The “mis-educated” Negro has gotten so important that he doesn’t even want to work to make money no more. Parking cars, construction work, landscaping and clean yards and legal hustles are just not in the view of some of our “mis-educated” Negroes. I mean it is bad, because they just don’t want to do nothing because they done got “mis-educated” and think that they have arrived. Some people may not get where I am going with this and may not even see how the “mis-educated” are hurting our communities.

So, I want to challenge the faithful and loyal readers of African-American News&Issues to consider this next question…. How is it that our parents and grandparents were uneducated with no formal education and yet were able to send our educated selves off to school and here it is in 2016; many of us are broker than they were? They had money and no education and here it is many of us have education and very little money. Once again, I’m not knocking education; but with education if you can secure a trade and learn how to do something on your own, it would make a world of difference. Why? For the simple fact that now we have all of these “mis-educated” people that can’t do anything. Instead, they have to call a plumber, electrician, yard man, painter, get their car washed at the car wash, amongst many other elements because they have become too good to do these things themselves. In the process of races and cultures are capitalizing and making money off of jobs and trades that Black people used to dominate in the workforce with.

We MUST Understand
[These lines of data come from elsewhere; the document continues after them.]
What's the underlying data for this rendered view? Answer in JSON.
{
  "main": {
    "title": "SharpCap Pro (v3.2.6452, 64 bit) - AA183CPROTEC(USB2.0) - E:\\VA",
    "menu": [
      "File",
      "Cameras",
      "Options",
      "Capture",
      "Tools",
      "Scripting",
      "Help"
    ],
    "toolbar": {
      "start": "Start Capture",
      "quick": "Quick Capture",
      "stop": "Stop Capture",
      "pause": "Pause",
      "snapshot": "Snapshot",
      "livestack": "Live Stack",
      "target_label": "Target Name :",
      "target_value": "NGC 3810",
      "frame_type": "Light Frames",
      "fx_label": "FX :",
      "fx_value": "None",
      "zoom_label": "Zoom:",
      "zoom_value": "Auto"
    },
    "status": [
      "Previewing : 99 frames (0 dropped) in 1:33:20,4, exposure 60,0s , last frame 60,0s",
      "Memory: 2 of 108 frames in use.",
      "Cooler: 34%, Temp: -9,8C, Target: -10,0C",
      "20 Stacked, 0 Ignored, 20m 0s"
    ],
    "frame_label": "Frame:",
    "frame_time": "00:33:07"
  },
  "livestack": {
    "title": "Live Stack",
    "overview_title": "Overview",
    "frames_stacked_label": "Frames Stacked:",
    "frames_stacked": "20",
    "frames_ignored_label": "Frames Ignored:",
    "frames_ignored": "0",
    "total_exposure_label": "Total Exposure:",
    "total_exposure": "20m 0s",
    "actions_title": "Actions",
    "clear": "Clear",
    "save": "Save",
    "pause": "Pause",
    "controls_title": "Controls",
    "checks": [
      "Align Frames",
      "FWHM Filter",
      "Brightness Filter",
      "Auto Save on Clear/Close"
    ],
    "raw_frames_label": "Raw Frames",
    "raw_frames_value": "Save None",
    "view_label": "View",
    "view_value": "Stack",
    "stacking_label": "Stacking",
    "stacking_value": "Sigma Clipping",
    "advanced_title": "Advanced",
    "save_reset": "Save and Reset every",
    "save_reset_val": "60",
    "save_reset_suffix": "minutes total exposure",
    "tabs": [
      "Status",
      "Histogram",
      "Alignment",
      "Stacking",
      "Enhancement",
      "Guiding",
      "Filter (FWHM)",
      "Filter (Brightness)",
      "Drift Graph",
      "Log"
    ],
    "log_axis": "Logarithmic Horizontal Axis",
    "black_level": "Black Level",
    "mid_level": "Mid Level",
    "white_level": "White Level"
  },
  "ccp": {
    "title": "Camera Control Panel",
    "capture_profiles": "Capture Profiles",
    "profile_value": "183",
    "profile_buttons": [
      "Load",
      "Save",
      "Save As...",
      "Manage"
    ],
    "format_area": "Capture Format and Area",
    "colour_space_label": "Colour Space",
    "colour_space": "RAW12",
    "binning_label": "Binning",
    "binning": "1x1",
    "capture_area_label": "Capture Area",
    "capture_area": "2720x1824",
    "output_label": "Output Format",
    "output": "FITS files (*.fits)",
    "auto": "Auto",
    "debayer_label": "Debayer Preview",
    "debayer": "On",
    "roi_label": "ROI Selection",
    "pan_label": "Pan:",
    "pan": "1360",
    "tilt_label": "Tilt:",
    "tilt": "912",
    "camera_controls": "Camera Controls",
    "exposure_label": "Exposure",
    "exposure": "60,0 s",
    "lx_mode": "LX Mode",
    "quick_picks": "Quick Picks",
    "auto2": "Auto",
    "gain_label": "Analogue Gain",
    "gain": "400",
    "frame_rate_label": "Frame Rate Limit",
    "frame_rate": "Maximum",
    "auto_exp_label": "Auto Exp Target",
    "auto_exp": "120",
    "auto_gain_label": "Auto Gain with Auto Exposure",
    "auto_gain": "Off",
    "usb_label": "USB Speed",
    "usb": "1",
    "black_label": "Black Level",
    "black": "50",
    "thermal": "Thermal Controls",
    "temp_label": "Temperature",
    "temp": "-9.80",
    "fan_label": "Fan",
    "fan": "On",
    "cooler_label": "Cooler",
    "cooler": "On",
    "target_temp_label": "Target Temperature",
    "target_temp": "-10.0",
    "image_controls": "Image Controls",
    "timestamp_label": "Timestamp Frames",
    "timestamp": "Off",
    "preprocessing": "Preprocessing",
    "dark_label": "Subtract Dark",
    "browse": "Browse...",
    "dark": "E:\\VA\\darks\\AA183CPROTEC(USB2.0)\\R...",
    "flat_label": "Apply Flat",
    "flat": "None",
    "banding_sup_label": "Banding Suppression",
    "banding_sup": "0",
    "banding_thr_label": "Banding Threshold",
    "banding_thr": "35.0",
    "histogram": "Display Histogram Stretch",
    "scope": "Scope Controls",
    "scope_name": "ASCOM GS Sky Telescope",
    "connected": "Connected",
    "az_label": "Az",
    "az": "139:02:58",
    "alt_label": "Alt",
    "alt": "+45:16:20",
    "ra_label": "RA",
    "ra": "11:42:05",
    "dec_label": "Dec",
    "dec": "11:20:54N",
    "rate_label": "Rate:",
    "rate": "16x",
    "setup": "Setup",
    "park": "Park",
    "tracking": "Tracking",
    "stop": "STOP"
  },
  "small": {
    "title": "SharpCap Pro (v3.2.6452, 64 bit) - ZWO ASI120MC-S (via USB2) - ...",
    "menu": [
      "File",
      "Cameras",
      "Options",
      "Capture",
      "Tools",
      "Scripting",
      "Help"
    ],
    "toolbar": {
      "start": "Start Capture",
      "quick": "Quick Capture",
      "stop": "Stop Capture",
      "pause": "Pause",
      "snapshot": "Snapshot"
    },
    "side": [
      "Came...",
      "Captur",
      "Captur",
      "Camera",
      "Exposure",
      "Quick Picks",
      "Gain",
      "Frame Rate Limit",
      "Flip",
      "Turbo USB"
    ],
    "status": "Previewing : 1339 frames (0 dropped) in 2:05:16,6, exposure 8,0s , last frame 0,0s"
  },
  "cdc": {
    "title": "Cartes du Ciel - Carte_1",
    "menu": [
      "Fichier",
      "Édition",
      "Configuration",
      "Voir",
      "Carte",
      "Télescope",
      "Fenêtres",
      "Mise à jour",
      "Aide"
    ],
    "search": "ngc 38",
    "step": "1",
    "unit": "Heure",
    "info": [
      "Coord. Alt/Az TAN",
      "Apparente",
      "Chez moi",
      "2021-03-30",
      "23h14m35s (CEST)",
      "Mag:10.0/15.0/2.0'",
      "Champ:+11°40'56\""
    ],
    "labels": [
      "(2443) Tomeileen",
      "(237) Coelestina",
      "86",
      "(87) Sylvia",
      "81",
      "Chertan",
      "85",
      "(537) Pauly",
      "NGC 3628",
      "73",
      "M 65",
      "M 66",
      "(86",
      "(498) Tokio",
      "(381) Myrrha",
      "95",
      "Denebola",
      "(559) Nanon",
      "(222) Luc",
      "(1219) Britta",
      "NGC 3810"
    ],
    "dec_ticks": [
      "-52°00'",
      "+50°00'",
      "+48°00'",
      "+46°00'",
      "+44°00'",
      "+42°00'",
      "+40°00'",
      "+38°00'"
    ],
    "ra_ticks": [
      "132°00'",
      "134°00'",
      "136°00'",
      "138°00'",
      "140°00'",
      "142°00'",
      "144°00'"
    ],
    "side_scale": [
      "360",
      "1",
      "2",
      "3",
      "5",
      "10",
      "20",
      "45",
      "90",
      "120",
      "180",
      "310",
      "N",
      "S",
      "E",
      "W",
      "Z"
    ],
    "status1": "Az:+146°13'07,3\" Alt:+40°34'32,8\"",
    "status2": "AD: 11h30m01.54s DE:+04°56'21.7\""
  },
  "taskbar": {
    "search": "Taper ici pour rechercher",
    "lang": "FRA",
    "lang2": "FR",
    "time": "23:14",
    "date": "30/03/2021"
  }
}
 that a person can teach you anything and it be misleading or incorrect, but if you teach and research some things for yourself no one can take that knowledge away from you. So I am not attempting to demean or belittle our Hispanic-Americans, matter of fact I am complimenting them for being smart and doing what it takes to make it. My problem is with the members from our community who feel and believe that they are too important to get out and do what it takes to make it. It is true that no one can take your education away from you but they can take away the employment that you need to survive with all of the education that you have gained to acquire it. But, if you have a trade or something that you can do on your own you will never have to worry about making a living and supporting yourself of your family. I am expressing these things because we need to get back to doing for ourselves and becoming self-sufficient as a race of people again. So to all of our “mis-educated” Negroes, I urge you to go back to the drawing board and reexamine the paths that you have laid out for yourselves. Take inventory and watch the other cultures around you and look and see that they are making it happen and they are doing it together. Stop, look, listen and learn!